How would someone like me know Bob Hawk? (I know, enough with the questions already) Let me take you back to 1984, when I was slinging popcorn and lugging film cans at the Castro Theatre. After a series of semi-disastrous attempts at a career, I decided to take on a what I thought would be a bohemian life in San Francisco. The problem was along with the life, I was also making Bohemian wages, so bohemian that three times a week I risked my neck climbing up a 20-ft ladder to change the marquee for an extra six bucks a side. I had a hard time shaking the feeling that I ought to try being something other than a ticket-taker, but I was so freaked out over having few employable skills that I set my sites pretty low. Until Bob came by to see me.
I’m not sure if Bob worked for Surf Theaters (the company managing the Castro) or simply affiliated with it somehow, but one day he dropped by to tell me there was an opening in the admin office and that I should apply for the job. I was shocked; though we knew each other via film festivals or plain day-to-day work, we never interacted much. But when he talked to me about the job, I got the sense that he saw something in me, or at least enough in me to know I could handle something more than shoving plastic letters in slots while teetering over a sidewalk.

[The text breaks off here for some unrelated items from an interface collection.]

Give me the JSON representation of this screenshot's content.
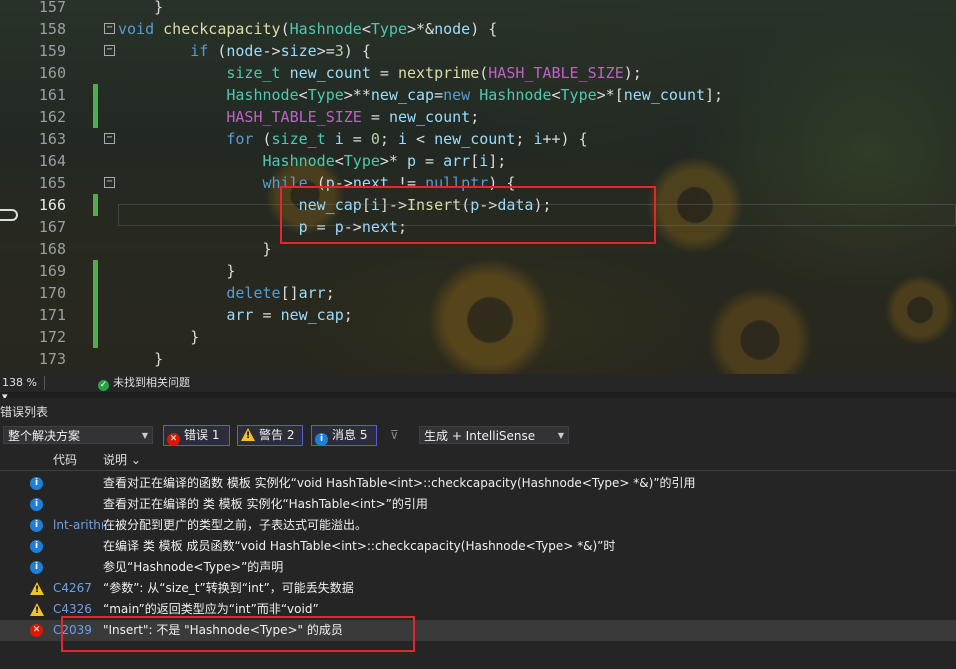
{
  "editor": {
    "lines": [
      {
        "n": "157",
        "tokens": [
          [
            "pl",
            "    }"
          ]
        ]
      },
      {
        "n": "158",
        "tokens": [
          [
            "kw",
            "void "
          ],
          [
            "fn",
            "checkcapacity"
          ],
          [
            "pl",
            "("
          ],
          [
            "ty",
            "Hashnode"
          ],
          [
            "pl",
            "<"
          ],
          [
            "ty",
            "Type"
          ],
          [
            "pl",
            ">*&"
          ],
          [
            "vr",
            "node"
          ],
          [
            "pl",
            ") {"
          ]
        ]
      },
      {
        "n": "159",
        "tokens": [
          [
            "pl",
            "        "
          ],
          [
            "kw",
            "if "
          ],
          [
            "pl",
            "("
          ],
          [
            "vr",
            "node"
          ],
          [
            "pl",
            "->"
          ],
          [
            "vr",
            "size"
          ],
          [
            "pl",
            ">="
          ],
          [
            "nm",
            "3"
          ],
          [
            "pl",
            ") {"
          ]
        ]
      },
      {
        "n": "160",
        "tokens": [
          [
            "pl",
            "            "
          ],
          [
            "ty",
            "size_t "
          ],
          [
            "vr",
            "new_count"
          ],
          [
            "pl",
            " = "
          ],
          [
            "fn",
            "nextprime"
          ],
          [
            "pl",
            "("
          ],
          [
            "mc",
            "HASH_TABLE_SIZE"
          ],
          [
            "pl",
            ");"
          ]
        ]
      },
      {
        "n": "161",
        "tokens": [
          [
            "pl",
            "            "
          ],
          [
            "ty",
            "Hashnode"
          ],
          [
            "pl",
            "<"
          ],
          [
            "ty",
            "Type"
          ],
          [
            "pl",
            ">**"
          ],
          [
            "vr",
            "new_cap"
          ],
          [
            "pl",
            "="
          ],
          [
            "kw",
            "new "
          ],
          [
            "ty",
            "Hashnode"
          ],
          [
            "pl",
            "<"
          ],
          [
            "ty",
            "Type"
          ],
          [
            "pl",
            ">*["
          ],
          [
            "vr",
            "new_count"
          ],
          [
            "pl",
            "];"
          ]
        ]
      },
      {
        "n": "162",
        "tokens": [
          [
            "pl",
            "            "
          ],
          [
            "mc",
            "HASH_TABLE_SIZE"
          ],
          [
            "pl",
            " = "
          ],
          [
            "vr",
            "new_count"
          ],
          [
            "pl",
            ";"
          ]
        ]
      },
      {
        "n": "163",
        "tokens": [
          [
            "pl",
            "            "
          ],
          [
            "kw",
            "for "
          ],
          [
            "pl",
            "("
          ],
          [
            "ty",
            "size_t "
          ],
          [
            "vr",
            "i"
          ],
          [
            "pl",
            " = "
          ],
          [
            "nm",
            "0"
          ],
          [
            "pl",
            "; "
          ],
          [
            "vr",
            "i"
          ],
          [
            "pl",
            " < "
          ],
          [
            "vr",
            "new_count"
          ],
          [
            "pl",
            "; "
          ],
          [
            "vr",
            "i"
          ],
          [
            "pl",
            "++) {"
          ]
        ]
      },
      {
        "n": "164",
        "tokens": [
          [
            "pl",
            "                "
          ],
          [
            "ty",
            "Hashnode"
          ],
          [
            "pl",
            "<"
          ],
          [
            "ty",
            "Type"
          ],
          [
            "pl",
            ">* "
          ],
          [
            "vr",
            "p"
          ],
          [
            "pl",
            " = "
          ],
          [
            "vr",
            "arr"
          ],
          [
            "pl",
            "["
          ],
          [
            "vr",
            "i"
          ],
          [
            "pl",
            "];"
          ]
        ]
      },
      {
        "n": "165",
        "tokens": [
          [
            "pl",
            "                "
          ],
          [
            "kw",
            "while "
          ],
          [
            "pl",
            "("
          ],
          [
            "vr",
            "p"
          ],
          [
            "pl",
            "->"
          ],
          [
            "vr",
            "next"
          ],
          [
            "pl",
            " != "
          ],
          [
            "kw",
            "nullptr"
          ],
          [
            "pl",
            ") {"
          ]
        ]
      },
      {
        "n": "166",
        "tokens": [
          [
            "pl",
            "                    "
          ],
          [
            "vr",
            "new_cap"
          ],
          [
            "pl",
            "["
          ],
          [
            "vr",
            "i"
          ],
          [
            "pl",
            "]->"
          ],
          [
            "fn",
            "Insert"
          ],
          [
            "pl",
            "("
          ],
          [
            "vr",
            "p"
          ],
          [
            "pl",
            "->"
          ],
          [
            "vr",
            "data"
          ],
          [
            "pl",
            ");"
          ]
        ]
      },
      {
        "n": "167",
        "tokens": [
          [
            "pl",
            "                    "
          ],
          [
            "vr",
            "p"
          ],
          [
            "pl",
            " = "
          ],
          [
            "vr",
            "p"
          ],
          [
            "pl",
            "->"
          ],
          [
            "vr",
            "next"
          ],
          [
            "pl",
            ";"
          ]
        ]
      },
      {
        "n": "168",
        "tokens": [
          [
            "pl",
            "                }"
          ]
        ]
      },
      {
        "n": "169",
        "tokens": [
          [
            "pl",
            "            }"
          ]
        ]
      },
      {
        "n": "170",
        "tokens": [
          [
            "pl",
            "            "
          ],
          [
            "kw",
            "delete"
          ],
          [
            "pl",
            "[]"
          ],
          [
            "vr",
            "arr"
          ],
          [
            "pl",
            ";"
          ]
        ]
      },
      {
        "n": "171",
        "tokens": [
          [
            "pl",
            "            "
          ],
          [
            "vr",
            "arr"
          ],
          [
            "pl",
            " = "
          ],
          [
            "vr",
            "new_cap"
          ],
          [
            "pl",
            ";"
          ]
        ]
      },
      {
        "n": "172",
        "tokens": [
          [
            "pl",
            "        }"
          ]
        ]
      },
      {
        "n": "173",
        "tokens": [
          [
            "pl",
            "    }"
          ]
        ]
      }
    ]
  },
  "status": {
    "zoom": "138 %",
    "issues": "未找到相关问题"
  },
  "errorlist": {
    "title": "错误列表",
    "scope": "整个解决方案",
    "errors_label": "错误 1",
    "warnings_label": "警告 2",
    "messages_label": "消息 5",
    "build_mode": "生成 + IntelliSense",
    "col_code": "代码",
    "col_desc": "说明",
    "rows": [
      {
        "type": "info",
        "code": "",
        "desc": "查看对正在编译的函数 模板 实例化“void HashTable<int>::checkcapacity(Hashnode<Type> *&)”的引用"
      },
      {
        "type": "info",
        "code": "",
        "desc": "查看对正在编译的 类 模板 实例化“HashTable<int>”的引用"
      },
      {
        "type": "info",
        "code": "lnt-arithmetic-overflow",
        "desc": "在被分配到更广的类型之前，子表达式可能溢出。"
      },
      {
        "type": "info",
        "code": "",
        "desc": "在编译 类 模板 成员函数“void HashTable<int>::checkcapacity(Hashnode<Type> *&)”时"
      },
      {
        "type": "info",
        "code": "",
        "desc": "参见“Hashnode<Type>”的声明"
      },
      {
        "type": "warn",
        "code": "C4267",
        "desc": "“参数”: 从“size_t”转换到“int”，可能丢失数据"
      },
      {
        "type": "warn",
        "code": "C4326",
        "desc": "“main”的返回类型应为“int”而非“void”"
      },
      {
        "type": "err",
        "code": "C2039",
        "desc": "\"Insert\": 不是 \"Hashnode<Type>\" 的成员"
      }
    ]
  },
  "colors": {
    "accent": "#5b5bd6",
    "error": "#e51400",
    "warning": "#f2c12e",
    "info": "#1e7fd8",
    "highlight": "#e8242c"
  }
}
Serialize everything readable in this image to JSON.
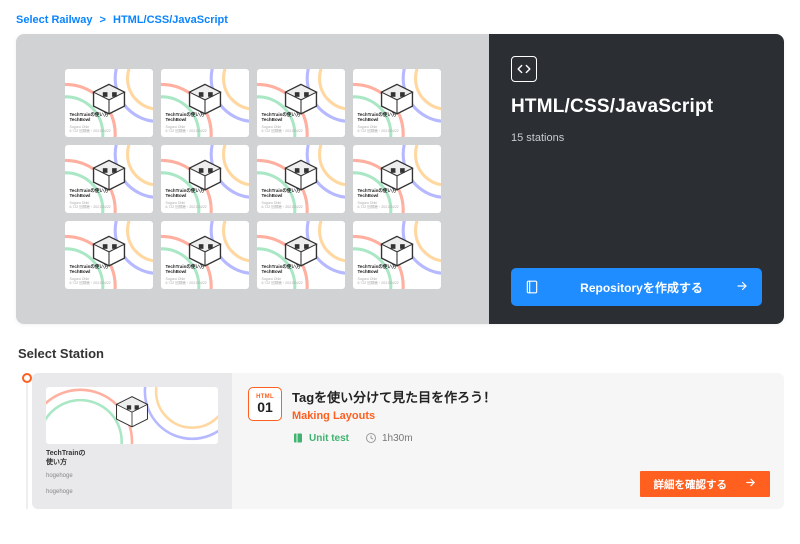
{
  "breadcrumbs": {
    "root": "Select Railway",
    "sep": ">",
    "current": "HTML/CSS/JavaScript"
  },
  "hero": {
    "title": "HTML/CSS/JavaScript",
    "stations": "15 stations",
    "repo_button": "Repositoryを作成する",
    "mini_card": {
      "line1": "TechTrainの使い方",
      "line2": "TechBowl",
      "line3": "Suguru Ohki",
      "line4": "6,722 回視聴・2021/04/22"
    }
  },
  "section": {
    "title": "Select Station"
  },
  "station": {
    "badge_lang": "HTML",
    "badge_num": "01",
    "title": "Tagを使い分けて見た目を作ろう！",
    "subtitle": "Making Layouts",
    "meta": {
      "unit_test": "Unit test",
      "duration": "1h30m"
    },
    "thumb": {
      "line1": "TechTrainの",
      "line2": "使い方",
      "author": "hogehoge",
      "footer": "hogehoge"
    },
    "detail_button": "詳細を確認する"
  }
}
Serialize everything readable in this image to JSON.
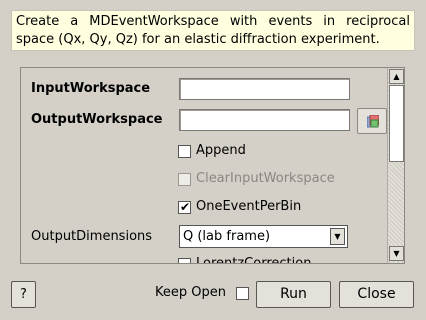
{
  "description": "Create a MDEventWorkspace with events in reciprocal space (Qx, Qy, Qz) for an elastic diffraction experiment.",
  "fields": {
    "input_workspace_label": "InputWorkspace",
    "input_workspace_value": "",
    "output_workspace_label": "OutputWorkspace",
    "output_workspace_value": ""
  },
  "options": {
    "append_label": "Append",
    "append_checked": false,
    "clear_input_label": "ClearInputWorkspace",
    "clear_input_checked": false,
    "one_event_label": "OneEventPerBin",
    "one_event_checked": true,
    "check_mark": "✔",
    "output_dims_label": "OutputDimensions",
    "output_dims_value": "Q (lab frame)",
    "lorentz_label": "LorentzCorrection"
  },
  "buttons": {
    "help": "?",
    "keep_open": "Keep Open",
    "run": "Run",
    "close": "Close"
  },
  "icons": {
    "scroll_up": "▲",
    "scroll_down": "▼",
    "combo_arrow": "▼",
    "browse": "workspace-browse-icon"
  }
}
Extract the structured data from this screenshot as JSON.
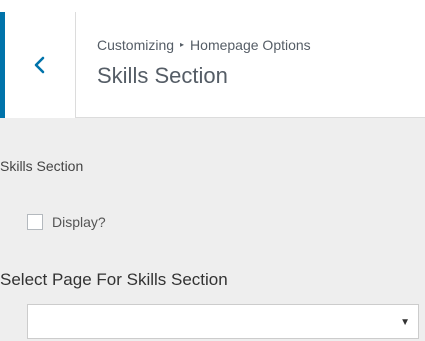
{
  "header": {
    "breadcrumb_parent": "Customizing",
    "breadcrumb_separator": "▸",
    "breadcrumb_current": "Homepage Options",
    "title": "Skills Section",
    "back_icon": "chevron-left-icon"
  },
  "section": {
    "label": "Skills Section",
    "display_checkbox_label": "Display?",
    "display_checked": false
  },
  "page_select": {
    "label": "Select Page For Skills Section",
    "selected_value": "",
    "arrow_icon": "▼"
  },
  "colors": {
    "accent": "#0073aa",
    "background": "#eeeeee",
    "header_background": "#ffffff"
  }
}
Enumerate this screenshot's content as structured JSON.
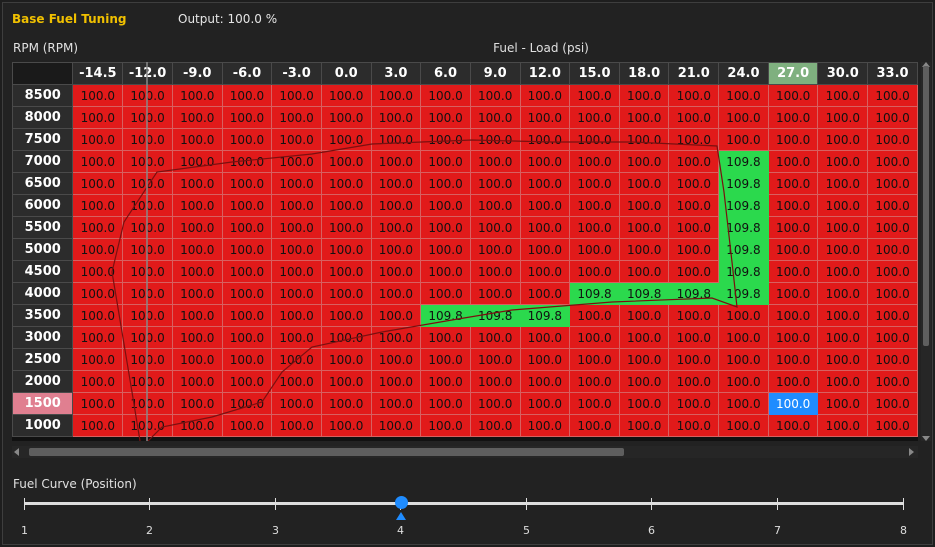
{
  "header": {
    "title": "Base Fuel Tuning",
    "output": "Output: 100.0 %"
  },
  "axes": {
    "y_label": "RPM (RPM)",
    "x_label": "Fuel - Load (psi)"
  },
  "table": {
    "columns": [
      "-14.5",
      "-12.0",
      "-9.0",
      "-6.0",
      "-3.0",
      "0.0",
      "3.0",
      "6.0",
      "9.0",
      "12.0",
      "15.0",
      "18.0",
      "21.0",
      "24.0",
      "27.0",
      "30.0",
      "33.0"
    ],
    "active_column": "27.0",
    "active_row": "1500",
    "rows": [
      {
        "rpm": "8500",
        "cells": [
          "100.0",
          "100.0",
          "100.0",
          "100.0",
          "100.0",
          "100.0",
          "100.0",
          "100.0",
          "100.0",
          "100.0",
          "100.0",
          "100.0",
          "100.0",
          "100.0",
          "100.0",
          "100.0",
          "100.0"
        ]
      },
      {
        "rpm": "8000",
        "cells": [
          "100.0",
          "100.0",
          "100.0",
          "100.0",
          "100.0",
          "100.0",
          "100.0",
          "100.0",
          "100.0",
          "100.0",
          "100.0",
          "100.0",
          "100.0",
          "100.0",
          "100.0",
          "100.0",
          "100.0"
        ]
      },
      {
        "rpm": "7500",
        "cells": [
          "100.0",
          "100.0",
          "100.0",
          "100.0",
          "100.0",
          "100.0",
          "100.0",
          "100.0",
          "100.0",
          "100.0",
          "100.0",
          "100.0",
          "100.0",
          "100.0",
          "100.0",
          "100.0",
          "100.0"
        ]
      },
      {
        "rpm": "7000",
        "cells": [
          "100.0",
          "100.0",
          "100.0",
          "100.0",
          "100.0",
          "100.0",
          "100.0",
          "100.0",
          "100.0",
          "100.0",
          "100.0",
          "100.0",
          "100.0",
          "109.8",
          "100.0",
          "100.0",
          "100.0"
        ]
      },
      {
        "rpm": "6500",
        "cells": [
          "100.0",
          "100.0",
          "100.0",
          "100.0",
          "100.0",
          "100.0",
          "100.0",
          "100.0",
          "100.0",
          "100.0",
          "100.0",
          "100.0",
          "100.0",
          "109.8",
          "100.0",
          "100.0",
          "100.0"
        ]
      },
      {
        "rpm": "6000",
        "cells": [
          "100.0",
          "100.0",
          "100.0",
          "100.0",
          "100.0",
          "100.0",
          "100.0",
          "100.0",
          "100.0",
          "100.0",
          "100.0",
          "100.0",
          "100.0",
          "109.8",
          "100.0",
          "100.0",
          "100.0"
        ]
      },
      {
        "rpm": "5500",
        "cells": [
          "100.0",
          "100.0",
          "100.0",
          "100.0",
          "100.0",
          "100.0",
          "100.0",
          "100.0",
          "100.0",
          "100.0",
          "100.0",
          "100.0",
          "100.0",
          "109.8",
          "100.0",
          "100.0",
          "100.0"
        ]
      },
      {
        "rpm": "5000",
        "cells": [
          "100.0",
          "100.0",
          "100.0",
          "100.0",
          "100.0",
          "100.0",
          "100.0",
          "100.0",
          "100.0",
          "100.0",
          "100.0",
          "100.0",
          "100.0",
          "109.8",
          "100.0",
          "100.0",
          "100.0"
        ]
      },
      {
        "rpm": "4500",
        "cells": [
          "100.0",
          "100.0",
          "100.0",
          "100.0",
          "100.0",
          "100.0",
          "100.0",
          "100.0",
          "100.0",
          "100.0",
          "100.0",
          "100.0",
          "100.0",
          "109.8",
          "100.0",
          "100.0",
          "100.0"
        ]
      },
      {
        "rpm": "4000",
        "cells": [
          "100.0",
          "100.0",
          "100.0",
          "100.0",
          "100.0",
          "100.0",
          "100.0",
          "100.0",
          "100.0",
          "100.0",
          "109.8",
          "109.8",
          "109.8",
          "109.8",
          "100.0",
          "100.0",
          "100.0"
        ]
      },
      {
        "rpm": "3500",
        "cells": [
          "100.0",
          "100.0",
          "100.0",
          "100.0",
          "100.0",
          "100.0",
          "100.0",
          "109.8",
          "109.8",
          "109.8",
          "100.0",
          "100.0",
          "100.0",
          "100.0",
          "100.0",
          "100.0",
          "100.0"
        ]
      },
      {
        "rpm": "3000",
        "cells": [
          "100.0",
          "100.0",
          "100.0",
          "100.0",
          "100.0",
          "100.0",
          "100.0",
          "100.0",
          "100.0",
          "100.0",
          "100.0",
          "100.0",
          "100.0",
          "100.0",
          "100.0",
          "100.0",
          "100.0"
        ]
      },
      {
        "rpm": "2500",
        "cells": [
          "100.0",
          "100.0",
          "100.0",
          "100.0",
          "100.0",
          "100.0",
          "100.0",
          "100.0",
          "100.0",
          "100.0",
          "100.0",
          "100.0",
          "100.0",
          "100.0",
          "100.0",
          "100.0",
          "100.0"
        ]
      },
      {
        "rpm": "2000",
        "cells": [
          "100.0",
          "100.0",
          "100.0",
          "100.0",
          "100.0",
          "100.0",
          "100.0",
          "100.0",
          "100.0",
          "100.0",
          "100.0",
          "100.0",
          "100.0",
          "100.0",
          "100.0",
          "100.0",
          "100.0"
        ]
      },
      {
        "rpm": "1500",
        "cells": [
          "100.0",
          "100.0",
          "100.0",
          "100.0",
          "100.0",
          "100.0",
          "100.0",
          "100.0",
          "100.0",
          "100.0",
          "100.0",
          "100.0",
          "100.0",
          "100.0",
          "100.0",
          "100.0",
          "100.0"
        ]
      },
      {
        "rpm": "1000",
        "cells": [
          "100.0",
          "100.0",
          "100.0",
          "100.0",
          "100.0",
          "100.0",
          "100.0",
          "100.0",
          "100.0",
          "100.0",
          "100.0",
          "100.0",
          "100.0",
          "100.0",
          "100.0",
          "100.0",
          "100.0"
        ]
      }
    ],
    "highlight_value": "109.8",
    "current_cell": {
      "row": "1500",
      "col": "27.0"
    }
  },
  "curve": {
    "label": "Fuel Curve  (Position)",
    "ticks": [
      "1",
      "2",
      "3",
      "4",
      "5",
      "6",
      "7",
      "8"
    ],
    "value": "4"
  },
  "colors": {
    "cell_default": "#e11a1a",
    "cell_highlight": "#2bd94d",
    "cell_current": "#1f8cff",
    "title": "#f0c000"
  },
  "icons": {
    "scroll_up": "triangle-up-icon",
    "scroll_down": "triangle-down-icon",
    "scroll_left": "triangle-left-icon",
    "scroll_right": "triangle-right-icon"
  }
}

The rest of the story is a letdown: I applied for the job and didn’t get it. And I wound up buttering popcorn and reading the Bay Area Reporter while selling matinee tickets in the ticket booth for another year. But that doesn’t matter. What matters was Bob’s kindness towards me at a time when I was sure I was on the fast track to single-lady catdom.
So Bob–I never got to tell you this, but–
Best Quote from The Office This Season Dept: “….you’re very exotic looking. Was your dad a GI?” (The Merger, 11/16)